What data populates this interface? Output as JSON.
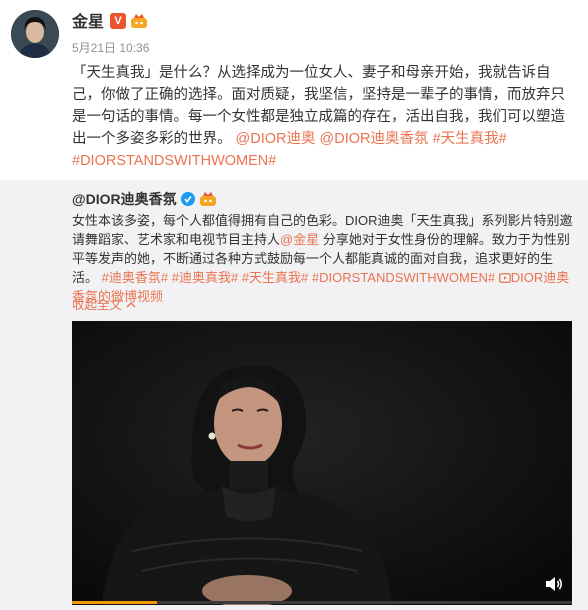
{
  "author": {
    "name": "金星",
    "time": "5月21日 10:36"
  },
  "post": {
    "text": "「天生真我」是什么？从选择成为一位女人、妻子和母亲开始，我就告诉自己，你做了正确的选择。面对质疑，我坚信，坚持是一辈子的事情，而放弃只是一句话的事情。每一个女性都是独立成篇的存在，活出自我，我们可以塑造出一个多姿多彩的世界。",
    "mention1": "@DIOR迪奥",
    "mention2": "@DIOR迪奥香氛",
    "tag1": "#天生真我#",
    "tag2": "#DIORSTANDSWITHWOMEN#"
  },
  "repost": {
    "author": "@DIOR迪奥香氛",
    "text_a": "女性本该多姿，每个人都值得拥有自己的色彩。DIOR迪奥「天生真我」系列影片特别邀请舞蹈家、艺术家和电视节目主持人",
    "mention": "@金星",
    "text_b": " 分享她对于女性身份的理解。致力于为性别平等发声的她，不断通过各种方式鼓励每一个人都能真诚的面对自我，追求更好的生活。",
    "tag1": "#迪奥香氛#",
    "tag2": "#迪奥真我#",
    "tag3": "#天生真我#",
    "tag4": "#DIORSTANDSWITHWOMEN#",
    "video_link": "DIOR迪奥香氛的微博视频",
    "collapse": "收起全文"
  },
  "video": {
    "progress": 0.17
  },
  "colors": {
    "link": "#eb7350",
    "repost_bg": "#f2f2f5",
    "progress": "#f39800",
    "verified": "#e9562c"
  },
  "icons": [
    "verified-badge-icon",
    "crown-badge-icon",
    "blue-verified-icon",
    "video-link-icon",
    "chevron-up-icon",
    "volume-icon"
  ]
}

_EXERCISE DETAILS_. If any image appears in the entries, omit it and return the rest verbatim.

_ANSWER SECTION_.
What data populates this interface? Output as JSON.
{
  "author": {
    "name": "金星",
    "time": "5月21日 10:36"
  },
  "post": {
    "text": "「天生真我」是什么？从选择成为一位女人、妻子和母亲开始，我就告诉自己，你做了正确的选择。面对质疑，我坚信，坚持是一辈子的事情，而放弃只是一句话的事情。每一个女性都是独立成篇的存在，活出自我，我们可以塑造出一个多姿多彩的世界。",
    "mention1": "@DIOR迪奥",
    "mention2": "@DIOR迪奥香氛",
    "tag1": "#天生真我#",
    "tag2": "#DIORSTANDSWITHWOMEN#"
  },
  "repost": {
    "author": "@DIOR迪奥香氛",
    "text_a": "女性本该多姿，每个人都值得拥有自己的色彩。DIOR迪奥「天生真我」系列影片特别邀请舞蹈家、艺术家和电视节目主持人",
    "mention": "@金星",
    "text_b": " 分享她对于女性身份的理解。致力于为性别平等发声的她，不断通过各种方式鼓励每一个人都能真诚的面对自我，追求更好的生活。",
    "tag1": "#迪奥香氛#",
    "tag2": "#迪奥真我#",
    "tag3": "#天生真我#",
    "tag4": "#DIORSTANDSWITHWOMEN#",
    "video_link": "DIOR迪奥香氛的微博视频",
    "collapse": "收起全文"
  },
  "video": {
    "progress": 0.17
  },
  "colors": {
    "link": "#eb7350",
    "repost_bg": "#f2f2f5",
    "progress": "#f39800",
    "verified": "#e9562c"
  },
  "icons": [
    "verified-badge-icon",
    "crown-badge-icon",
    "blue-verified-icon",
    "video-link-icon",
    "chevron-up-icon",
    "volume-icon"
  ]
}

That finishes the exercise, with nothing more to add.